Segment Open

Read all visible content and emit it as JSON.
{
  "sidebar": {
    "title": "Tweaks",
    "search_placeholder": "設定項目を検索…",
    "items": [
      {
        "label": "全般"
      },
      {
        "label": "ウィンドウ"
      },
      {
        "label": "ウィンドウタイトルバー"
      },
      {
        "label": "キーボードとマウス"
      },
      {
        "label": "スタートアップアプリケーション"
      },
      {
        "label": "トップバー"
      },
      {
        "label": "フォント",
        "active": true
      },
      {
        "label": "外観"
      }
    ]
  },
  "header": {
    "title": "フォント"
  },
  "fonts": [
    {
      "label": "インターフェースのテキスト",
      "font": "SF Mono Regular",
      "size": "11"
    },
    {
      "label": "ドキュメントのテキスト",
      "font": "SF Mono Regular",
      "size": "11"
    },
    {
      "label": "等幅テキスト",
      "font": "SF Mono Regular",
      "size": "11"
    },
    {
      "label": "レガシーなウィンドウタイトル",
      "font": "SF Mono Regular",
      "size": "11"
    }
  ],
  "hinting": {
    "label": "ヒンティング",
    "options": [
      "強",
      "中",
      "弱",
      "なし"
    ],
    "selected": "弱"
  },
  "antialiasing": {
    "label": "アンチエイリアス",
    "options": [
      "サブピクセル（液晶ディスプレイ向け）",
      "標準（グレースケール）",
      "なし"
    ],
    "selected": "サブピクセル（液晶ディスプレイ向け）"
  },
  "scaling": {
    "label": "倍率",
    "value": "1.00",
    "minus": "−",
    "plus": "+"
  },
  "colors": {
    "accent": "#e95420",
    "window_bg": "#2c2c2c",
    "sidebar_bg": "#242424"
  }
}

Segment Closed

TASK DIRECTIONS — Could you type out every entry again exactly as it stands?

REPLY TO THE EXERCISE —
Read all visible content and emit it as JSON.
{
  "sidebar": {
    "title": "Tweaks",
    "search_placeholder": "設定項目を検索…",
    "items": [
      {
        "label": "全般"
      },
      {
        "label": "ウィンドウ"
      },
      {
        "label": "ウィンドウタイトルバー"
      },
      {
        "label": "キーボードとマウス"
      },
      {
        "label": "スタートアップアプリケーション"
      },
      {
        "label": "トップバー"
      },
      {
        "label": "フォント",
        "active": true
      },
      {
        "label": "外観"
      }
    ]
  },
  "header": {
    "title": "フォント"
  },
  "fonts": [
    {
      "label": "インターフェースのテキスト",
      "font": "SF Mono Regular",
      "size": "11"
    },
    {
      "label": "ドキュメントのテキスト",
      "font": "SF Mono Regular",
      "size": "11"
    },
    {
      "label": "等幅テキスト",
      "font": "SF Mono Regular",
      "size": "11"
    },
    {
      "label": "レガシーなウィンドウタイトル",
      "font": "SF Mono Regular",
      "size": "11"
    }
  ],
  "hinting": {
    "label": "ヒンティング",
    "options": [
      "強",
      "中",
      "弱",
      "なし"
    ],
    "selected": "弱"
  },
  "antialiasing": {
    "label": "アンチエイリアス",
    "options": [
      "サブピクセル（液晶ディスプレイ向け）",
      "標準（グレースケール）",
      "なし"
    ],
    "selected": "サブピクセル（液晶ディスプレイ向け）"
  },
  "scaling": {
    "label": "倍率",
    "value": "1.00",
    "minus": "−",
    "plus": "+"
  },
  "colors": {
    "accent": "#e95420",
    "window_bg": "#2c2c2c",
    "sidebar_bg": "#242424"
  }
}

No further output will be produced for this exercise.